Genetic drift is a mechanism of evolution. It refers to random fluctuations in the frequencies of alleles from generation to generation due to chance events. Genetic drift can cause traits to be dominant or disappear from a population. The effects of genetic drift are most pronounced in small populations.
Genetic drift is the drifting of the frequency of an allele relative to that of the other alleles in a population over time as a result of a chance or random event. An example where the effect of genetic drift is magnified is the so-called bottleneck effect. Synonyms: allelic drift; Sewall Wright effect.
Drift leads to an increase in homozygosity for diploid organisms and causes an increase in the inbreeding coefficient. Drift increases the amount of genetic differentiation among populations if no gene flow occurs among them. Genetic drift also has two significant longer-term evolutionary consequences.
Genetic drift can be caused by a number of chance phenomena, such as differential number of offspring left by different members of a population so that certain genes increase or decrease in number over generations independent of selection, sudden immigration or emigration of individuals in a population changing gene ...
The corrected mathematical treatment and term "genetic drift" was later coined by a founder of population genetics, Sewall Wright. His first use of the term "drift" was in 1929, though at the time he was using it in the sense of a directed process of change, or natural selection.
A mother with blue eyes and a father with brown eyes can have children with brown or blue eyes. If brown is the dominant allele, even though there is a 50% chance of having blue eyes, they might have all children with brown eyes by chance.
Natural selection and genetic drift tend to enhance genetic differences among populations; migration tends to homogenize genetic difference, decreasing the differences among populations.
This sudden influx of genes that lead to blue eyes being present in the village is gene flow. The blue eye version (or allele) of an eye color gene has flowed into the population. Before the population had 100% brown versions. Now it is more 50-50.
Green is the rarest eye color of the more common colors. Outside of a few exceptions, nearly everyone has eyes that are brown, blue, green or somewhere in between. Other colors like gray or hazel are less common.
Additionally, consanguineous parents possess a high risk of premature birth and producing underweight and undersized infants. Viable inbred offspring are also likely to be inflicted with physical deformities and genetically inherited diseases.
People with hazel eyes are often perceived as having a sharp mind and a determined personality.
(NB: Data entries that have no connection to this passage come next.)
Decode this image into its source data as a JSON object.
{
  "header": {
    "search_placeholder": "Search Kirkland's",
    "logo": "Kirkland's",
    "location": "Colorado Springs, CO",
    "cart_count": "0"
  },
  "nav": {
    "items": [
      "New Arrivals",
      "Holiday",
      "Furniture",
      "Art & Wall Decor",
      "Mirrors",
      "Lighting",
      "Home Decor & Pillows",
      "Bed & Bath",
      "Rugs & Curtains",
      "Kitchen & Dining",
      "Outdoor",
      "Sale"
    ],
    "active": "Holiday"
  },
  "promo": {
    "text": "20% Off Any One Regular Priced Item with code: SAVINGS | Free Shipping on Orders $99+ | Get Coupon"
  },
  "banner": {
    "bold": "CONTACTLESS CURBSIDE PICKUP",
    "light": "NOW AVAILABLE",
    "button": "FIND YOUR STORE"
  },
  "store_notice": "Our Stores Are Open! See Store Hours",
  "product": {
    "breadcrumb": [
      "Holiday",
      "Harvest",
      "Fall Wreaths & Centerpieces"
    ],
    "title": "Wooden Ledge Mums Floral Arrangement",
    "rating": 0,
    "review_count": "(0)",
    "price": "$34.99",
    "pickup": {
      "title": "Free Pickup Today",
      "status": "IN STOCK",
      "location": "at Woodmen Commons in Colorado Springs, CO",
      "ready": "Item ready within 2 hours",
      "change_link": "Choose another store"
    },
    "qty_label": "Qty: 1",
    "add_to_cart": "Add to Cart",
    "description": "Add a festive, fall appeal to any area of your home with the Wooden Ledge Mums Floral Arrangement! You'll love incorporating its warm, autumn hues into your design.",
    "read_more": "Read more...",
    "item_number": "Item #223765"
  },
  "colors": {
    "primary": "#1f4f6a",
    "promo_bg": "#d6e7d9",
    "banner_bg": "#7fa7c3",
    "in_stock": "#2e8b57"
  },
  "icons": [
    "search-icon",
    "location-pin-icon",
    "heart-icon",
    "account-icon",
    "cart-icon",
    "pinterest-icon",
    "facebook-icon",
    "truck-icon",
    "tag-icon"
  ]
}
Read more: Do hazel eyes need more protection from the sun? Hazel eyes are a combination of gold, green, and brown colors and can be predominantly any one of those colors.
Less than 1 percent of people have gray eyes. Gray eyes are very rare. Gray eyes are most common in Northern and Eastern Europe. Scientists think gray eyes have even less melanin than blue eyes.
An individual is said to have grey eyes when the dominate color falls between blue, brown and green, casting off a mystical look that is highly desired. Over the centuries, many people have attributed the trait of grey eyes to supernatural, empathic abilities.
Only about 5 percent of the population worldwide has the hazel eye genetic mutation. After brown eyes, they have the most melanin. . The combination of having less melanin (as with green eyes) and a lot of melanin (like brown eyes) make this eye color unique.
Eye Color Statistics From Most Common to Most Rare
|Rank||Eye Color||Estimated Percentage of World Population|
Mar 14, 2022
The way light scatters in hazel irises is a result of Rayleigh scattering, the same optical phenomenon that causes the sky to appear blue. Anyone can be born with hazel eyes, but it's most common in people of Brazilian, Middle Eastern, North African, or Spanish descent.
Brown is the least rare of eye colours and can range from dark chocolate hues to lighter chestnut shades. They can sometimes appear black as they tend to blend with the pupil of the eye; however, this is an illusion as black irises don't exist.
Gray: The Rarest Eye Color
|EYE COLOR||U.S. POPULATION||WORLD POPULATION|
|Blue||27%||8% to 10%|
|Brown||45%||55% to 79%|
Mar 10, 2022
Violet is an actual but rare eye color that is a form of blue eyes. It requires a very specific type of structure to the iris to produce the type of light scattering of melanin pigment to create the violet appearance.
Around 1 in 4 people in the U.S. have blue eyes. Brown, which is the most common eye color in the world.